“HONEYBEE LOVE” by artist Kimberly Grothen has a new location in downtown Auburn at the municipal parking lot south of Highway 136. A county-wide art project accomplished by the Nemaha County Leadership Class #6, nearly 30 honeybee sculptures were placed in several communities. This 2019 Honeybees in the Heartland sculpture was sponsored by Allgood Chiropractic, Auburn Design, Auburn Insurance Service, Aue & Co., Cafe Metro, Fit 44 Gym, Merz Ink, Rademacher Pest Control, SBS Insurance Agency and Taylor Pumping Company. Honeybees in the Heartland is part of the 2020 Nebraska Passport Program which began on June 1st. The program has been highly successful and is now in its tenth year of providing incentives for travelers to visit Nebraska businesses and attractions.
The COVID-19 pandemic cast the United States into uncharted territory. Americans were asked to take unprecedented steps in order to slow down the spread of the virus. I have supported bipartisan efforts Congress and President Trump have enacted to fight this virus and provide economic relief. However, I continue to have serious concerns about the costs associated with these bills. We have long had a spending problem, and we must refocus on addressing troubling spending patterns even while fighting COVID-19.
When a 33-year-old Thomas Jefferson sat down in a rented room in the heat of the Philadelphia summer to write the Declaration of Independence, the American Revolution had already begun. On one level, Jefferson was simply putting the reasons for independence into words. The first shot had been fired over a year earlier, after decades of increasingly tyrannical British abuses of the American colonists had culminated in open revolt in Massachusetts.
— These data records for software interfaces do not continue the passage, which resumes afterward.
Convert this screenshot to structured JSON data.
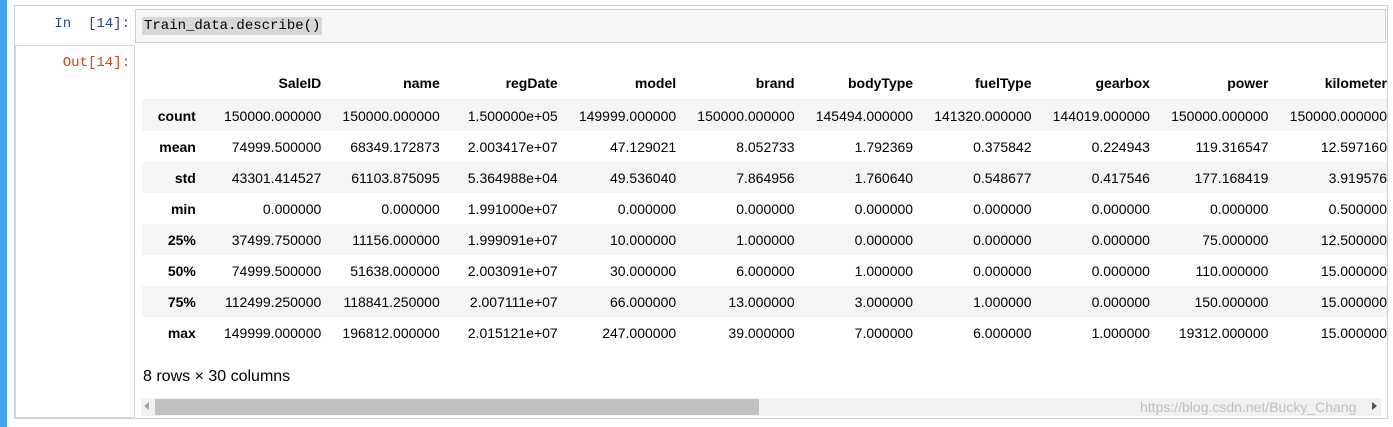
{
  "cell": {
    "in_prompt": "In  [14]:",
    "code": "Train_data.describe()",
    "out_prompt": "Out[14]:"
  },
  "table": {
    "columns": [
      "SaleID",
      "name",
      "regDate",
      "model",
      "brand",
      "bodyType",
      "fuelType",
      "gearbox",
      "power",
      "kilometer"
    ],
    "rows": [
      {
        "label": "count",
        "values": [
          "150000.000000",
          "150000.000000",
          "1.500000e+05",
          "149999.000000",
          "150000.000000",
          "145494.000000",
          "141320.000000",
          "144019.000000",
          "150000.000000",
          "150000.000000"
        ]
      },
      {
        "label": "mean",
        "values": [
          "74999.500000",
          "68349.172873",
          "2.003417e+07",
          "47.129021",
          "8.052733",
          "1.792369",
          "0.375842",
          "0.224943",
          "119.316547",
          "12.597160"
        ]
      },
      {
        "label": "std",
        "values": [
          "43301.414527",
          "61103.875095",
          "5.364988e+04",
          "49.536040",
          "7.864956",
          "1.760640",
          "0.548677",
          "0.417546",
          "177.168419",
          "3.919576"
        ]
      },
      {
        "label": "min",
        "values": [
          "0.000000",
          "0.000000",
          "1.991000e+07",
          "0.000000",
          "0.000000",
          "0.000000",
          "0.000000",
          "0.000000",
          "0.000000",
          "0.500000"
        ]
      },
      {
        "label": "25%",
        "values": [
          "37499.750000",
          "11156.000000",
          "1.999091e+07",
          "10.000000",
          "1.000000",
          "0.000000",
          "0.000000",
          "0.000000",
          "75.000000",
          "12.500000"
        ]
      },
      {
        "label": "50%",
        "values": [
          "74999.500000",
          "51638.000000",
          "2.003091e+07",
          "30.000000",
          "6.000000",
          "1.000000",
          "0.000000",
          "0.000000",
          "110.000000",
          "15.000000"
        ]
      },
      {
        "label": "75%",
        "values": [
          "112499.250000",
          "118841.250000",
          "2.007111e+07",
          "66.000000",
          "13.000000",
          "3.000000",
          "1.000000",
          "0.000000",
          "150.000000",
          "15.000000"
        ]
      },
      {
        "label": "max",
        "values": [
          "149999.000000",
          "196812.000000",
          "2.015121e+07",
          "247.000000",
          "39.000000",
          "7.000000",
          "6.000000",
          "1.000000",
          "19312.000000",
          "15.000000"
        ]
      }
    ]
  },
  "summary": "8 rows × 30 columns",
  "scrollbar": {
    "thumb_fraction": 0.49
  },
  "watermark": "https://blog.csdn.net/Bucky_Chang",
  "colors": {
    "accent_bar": "#42a5f5",
    "in_prompt": "#303f9f",
    "out_prompt": "#d84315"
  }
}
Things in a post pandemic world are already looking different. No College World Series in Omaha. No Czech Days in Wilbur. No Nebraskaland Days in North Platte. No Uncle Sam Jam in Lincoln. Word on the Nebraska State Fair is expected soon.
Prisons play a crucial role in protecting the safety of our communities. They provide a secure environment where inmates can prepare to successfully reenter society as productive citizens. Over 93 percent of the inmates who enter our state prison system will return to our communities. In Nebraska’s correctional facilities inmates participate in pro-social activities, gain new skills, work toward degrees, and earn their diplomas. These tools and opportunities give them a second chance to transform their lives.